[Data records for software interfaces]
☆ ☆ ☆ ☆ ☆ ☆ ☆
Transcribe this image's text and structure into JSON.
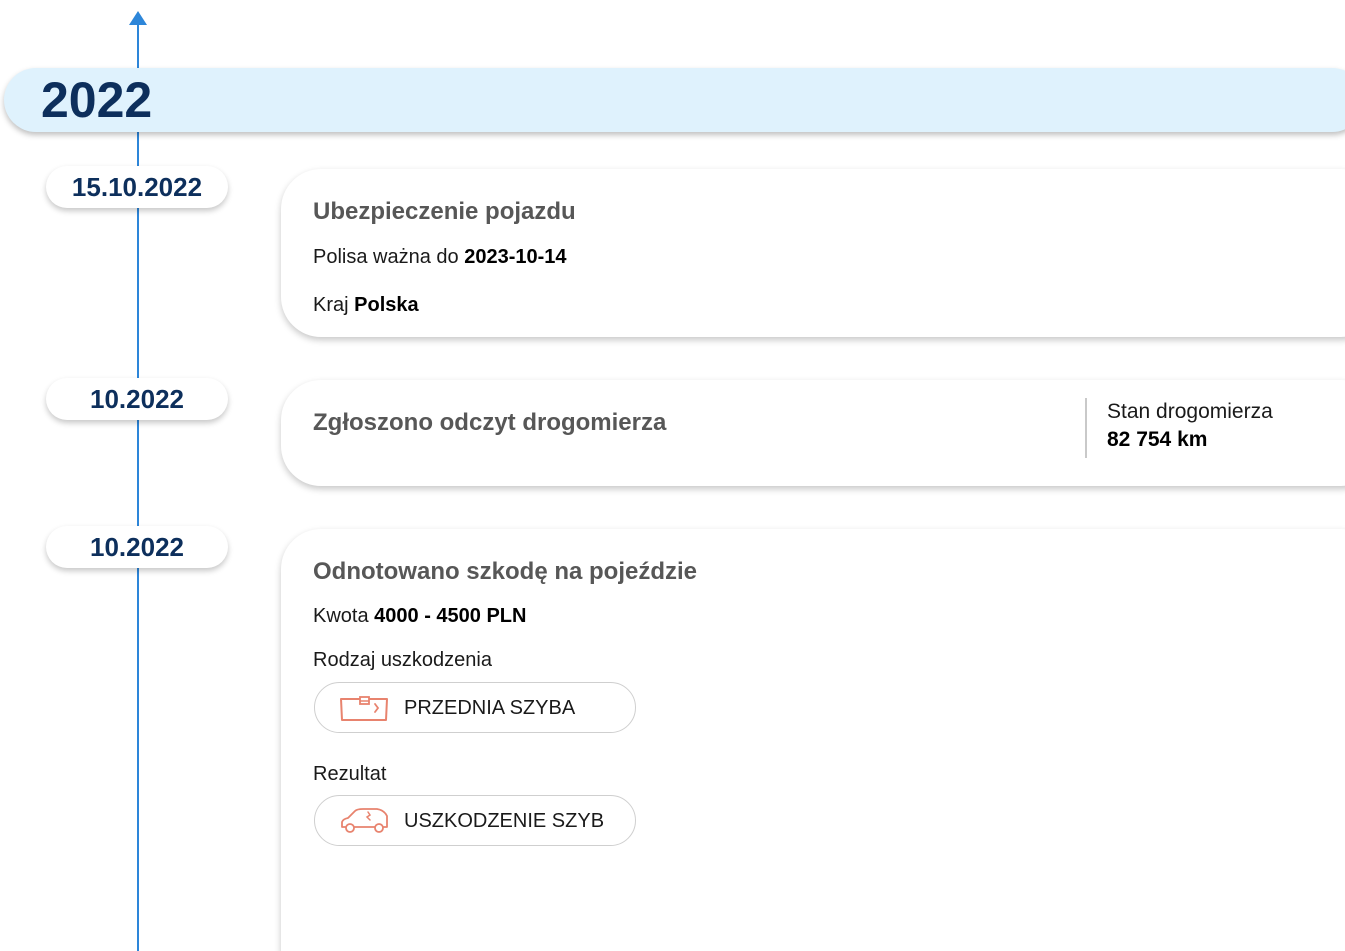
{
  "timeline": {
    "year": "2022",
    "accent_color": "#2d86d9",
    "banner_color": "#dff2fd",
    "year_color": "#0d2f5c",
    "icon_color": "#e8836e"
  },
  "events": [
    {
      "date": "15.10.2022",
      "title": "Ubezpieczenie pojazdu",
      "policy_label": "Polisa ważna do",
      "policy_value": "2023-10-14",
      "country_label": "Kraj",
      "country_value": "Polska"
    },
    {
      "date": "10.2022",
      "title": "Zgłoszono odczyt drogomierza",
      "odometer_label": "Stan drogomierza",
      "odometer_value": "82 754 km"
    },
    {
      "date": "10.2022",
      "title": "Odnotowano szkodę na pojeździe",
      "amount_label": "Kwota",
      "amount_value": "4000 - 4500 PLN",
      "damage_type_label": "Rodzaj uszkodzenia",
      "damage_type_chip": {
        "icon": "windshield-icon",
        "label": "PRZEDNIA SZYBA"
      },
      "result_label": "Rezultat",
      "result_chip": {
        "icon": "car-glass-damage-icon",
        "label": "USZKODZENIE SZYB"
      }
    }
  ]
}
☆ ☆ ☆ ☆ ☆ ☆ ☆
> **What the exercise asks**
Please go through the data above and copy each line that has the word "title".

> **Response for this exercise**
      "title": "Ubezpieczenie pojazdu",
      "title": "Zgłoszono odczyt drogomierza",
      "title": "Odnotowano szkodę na pojeździe",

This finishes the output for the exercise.